Of course, the scriptures speak of Self-realization. But that's not really an event, since the you, the true You, the Self, does not change in the moment you are realized. You just wake up and see Reality for what it is. Nothing changes on the outside. You often just continue your life, going about your business (and yes the plate washing and trash emptying, too), but you're in on the secret. Self-realization is cool, but it's not "event" to look forward to. Oh well.

There is a bright side, however. Without big times lying in the foreseeable future, and reluctant as I am to live in the past (it makes me feel so old!), I focus ever more on the now. Even moreso than when life was so interesting that I was caught up in the living. Because in living life's manifold events, you're living outside yourself, attention focused on externalities (like baseballs and Brazilian beach bodies). You are immersed in the dream life, which changes so swiftly, is ultimately disappointing, and finally ends.

But what is that which does not change? Ah, and so we're back to the witness. Consciousness. Your true nature. And since consciousness doesn't change, adhering to it allows you to transcend time. To be Timeless. Has a nice sorta ring to it, wouldn't you say? Be timeless and free. There really is no way else to be.


Popular posts from this blog


I was watching the TV show Naked and Afraid last night as I sometimes do. The show teams together two strangers, a man and a woman, who attempt to survive on their own for a period of 21 days in some remote and isolated region. Some of the locales featured include the Australian Outback, the Amazonian rainforest and the African Savanna.
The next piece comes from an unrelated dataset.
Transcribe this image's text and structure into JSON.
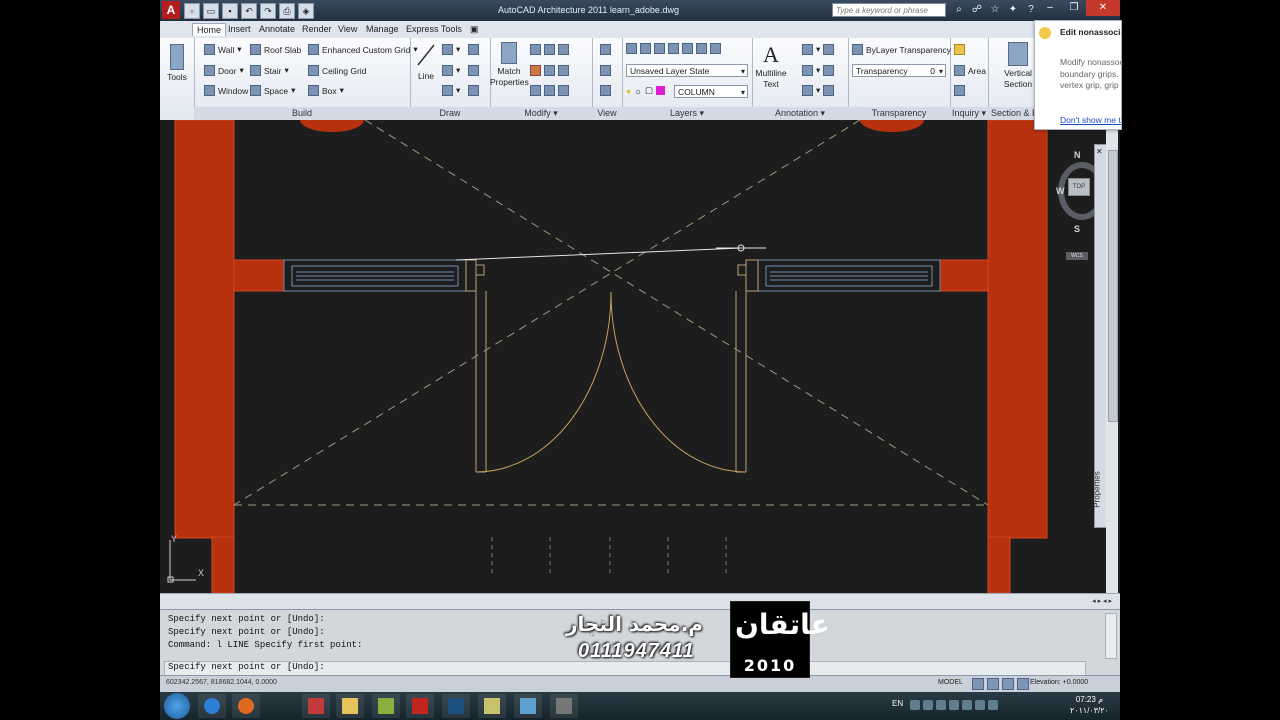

The man may have a military background, or be an adventurist or deep sea fisherman. Sometimes he's an ordinary dude who lives with mom. The woman is a park ranger or extreme fitness enthusiast or "just a mom" herself. Sometimes the couple quarrel, sometimes one or both "tap out" (quit) in a fit of anger or illness. It is satisfying to see them actually make it through the challenge and reach their extraction point. The victors are usually exhausted, emaciated, begrimed and bare ass naked. 

Even more satisfying, at least for me, is the occasional ass shot, snuck in at strategic intervals to boost viewership, of course. It's co…


I hereby proclaim that June is meditation month. And July and August and some of September too. For me at least. During the hundred days that comprise summer, give or take, I have taken it upon myself to "assume the position" for approximately one hour each day, usually divided into two 30-minute sessions. During this time I sit in front of a candle flame, let my breathing subside, and with it my mental activity, and literally count the seconds.

The reductive tendency that is emblematic of science has penetrated schools of meditation, and there are many, each of which advertises its particular breed as, if not being the best, at least boasting novel or specific benefits not found in other forms of meditation. 

For example, there is mindfulness, which is the monitoring of thoughts. There is concentration or focus, as on an object or the breath. There is transcendental meditation, which uses the inward repetition of a phrase, or mantra, to "allow your active mind to easily …


To be spontaneous or systematic, that's the question. Or SOS, as the Police sing. Within me these two opposing characteristics are ever at war. I suppose we're all born more of the former. What child is not up for a trip to the candy store on a whim? But our educational system drums in the systematic approach to problem solving. You must progress from number 1 to 10 on your test. Each class is 50 minutes long. Etc. And indeed having a schedule and being methodical can lead to greater material success. If you only do what you feel like you may never study math, or organize your closet. But enslaving yourself to a ritual can suck all the fun out of life. To reconcile the two approaches we've evolved the weekend, which is basically a short vacation from the rigid workday, a time to play in an unstructured way. The athlete has his rest days, a time away from play. The family has the trip to the Bahamas. There are semester breaks in school, though having an entire summer off is…